Official Rating: 2/5
“More than two hundred years into the future, human beings are an endangered species. The planet has been battered by war, its inhabitants plagued by disease and death. Few humans survived and remained unaffected. Most changed dramatically and evolved into something else entirely. Irrevocable alterations caused by chemical warfare have created a new species. North America is in ruins and has been overtaken. Humanity has fallen at the hands of mutants known as Urthmen.
Seventeen year-old Avery is alive and unchanged. But she has not been immune to the harshness of the new world. She has lived on the run for much of her life, in terror. After losing her father, Avery is the sole guardian of her eight-year-old sister, June. Avery is now charged with June’s safety as well as her own, a nearly impossible task. Forced to hide deep in the forest and away from the cities overrun by Urthmen, Avery and her sister are constantly hunted. Danger awaits them at every turn. They fear they are the only human beings left, that they are the last of their kind.
But are they truly alone? Find out in this raw and rousing first installment of the Planet Urth series.”
I don’t know about this book.

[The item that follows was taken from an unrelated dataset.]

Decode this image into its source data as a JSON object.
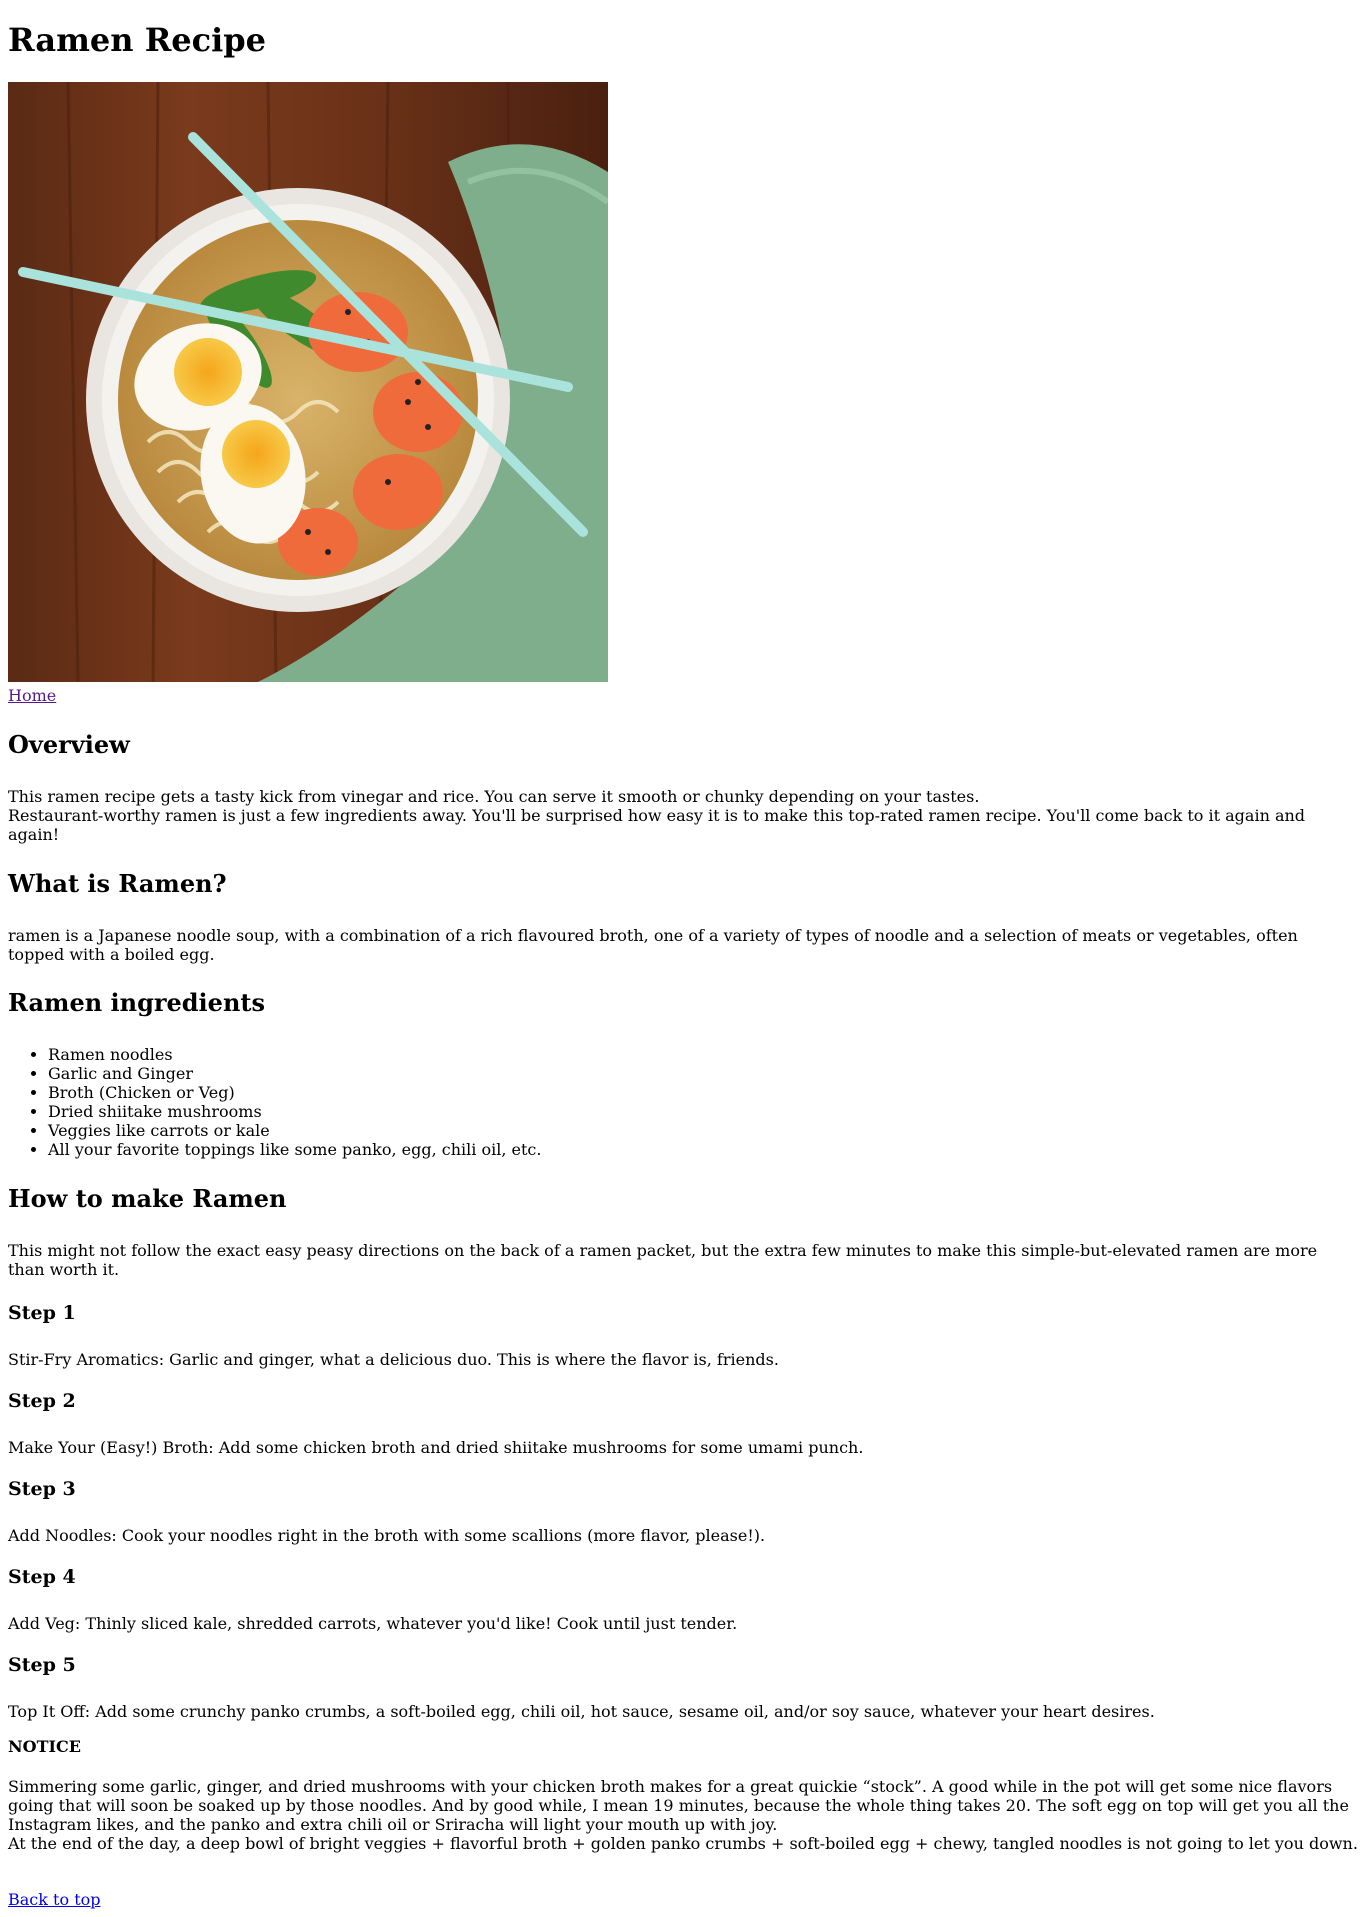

There isn’t a lot of back story (I still have no idea why the world is the way it is besides there was some huge war that changed everything) and it takes quite a while into the book to even just find out why Avery’s, the heroine, parents are gone. (spoiler) And the answer is horrifying.
Avery, her sister June, and pregnant mom are being chased by Urthmen (one of the main threats in the book) and her mother suddenly feels that they’ll never escape unless someone is sacrificed. So she stops running and lets the Urthmen (literally) bash her head in, effectively killing her and her unborn baby, in front of her 11 and 2-year-old daughters. Would a mother really do something like that? I understand that she wants to save her children, but just seemed unnecessarily morbid to me. And then their dad or husband respectively suddenly arrives two minutes too late. What?? Why would you write something so traumatizing? Was that truly necessary? And how does June not remember that? Why would her Dad have to tell her where her Mom is later on? It seems like something you would never forget. Even if you’re two.
The book moves rather slowly and there was very little character development. Martucci tries to make Avery seem like a responsible teenager, forced to grow up quickly so that she can survive and keep her sister alive as well. But then, she does some things that don’t match the responsible young adult identity. (Spoiler) Speaking as someone with three younger siblings, it might cross my mind, but to attempt to commit suicide and leave any one of my siblings defenseless, knowing how much trouble I/Avery has even at her age, is despicable. Avery also seems to forget that while she has to act like an adult, she isn’t one. When she demands that a family follows her to “safety”, she gets angry when they refuse to follow and trust her. If I had to worry about the well-being of my family, would I trust a seventeen year old who ran every time she was spotted lurking around my camp? I think not. She never really progresses as the main character or heroine, she continues to make decisions as if she is a leader even though she a) isn’t officially the leader and b) would be a terrible one. (Spoiler) After the Lurkers track her and her sister back to their home, once Will’s parents die, she takes him and his siblings back to the home the Lurkers are trying to break into. Why? I understand that there were limited options, but this just seems like a terrible decision.
June is an eight year old and the sister of Avery. Avery repeatedly mentions how sad she is that June has been forced to grow up so quickly, but I never felt like I saw any reason as to why Avery thinks this. Given the circumstances she should show some very strong signs of a child that has lost her childhood, but she didn’t, there wasn’t any evidence that June had been forced to grow up. She was still an eight year old that giggled and laughed, unaware (or just doesn’t care) that her loud noises could alert enemies. The only time she might have grown up, was when she killed a (baby) boar.
Will was given very little “book time” in my opinion, and I think he would have been the most interesting person to read about. He seemed like a quiet leader, one with good decision-making skills, a leader that knows when to keep himself together and when to lean on someone, how to keep the people following him (his siblings) calm, and kindness as well as intelligence. I wish that he was the leader and not Avery because then the they all might have a chance.
The plot of Planet Urth was great, a seventeen year old trapped on a war ravaged world called Urth. “She has to survive and keep her sister alive as well, using common sense and the things that her father taught her before he died. Lurkers, Urthmen, enormous poisonous spiders, and snorting mutated three-hundred pound boars. But wait, could there be other human life out there? After such silence?” I really could have enjoyed this book, if it had been written differently. Description is very important when writing a book and I understand that. You need your readers to see what is happening in the story in their minds as they read it. However, saying that Will’s muscles “galloped” down his arm is just poor word choice. It makes me think that his muscles are actually horses. (Does that make him somewhat of a centaur?) There’s also a horrid overuse of the word “gore”, inconsistencies, and the things that I mentioned above, but I still give the book a rating of two.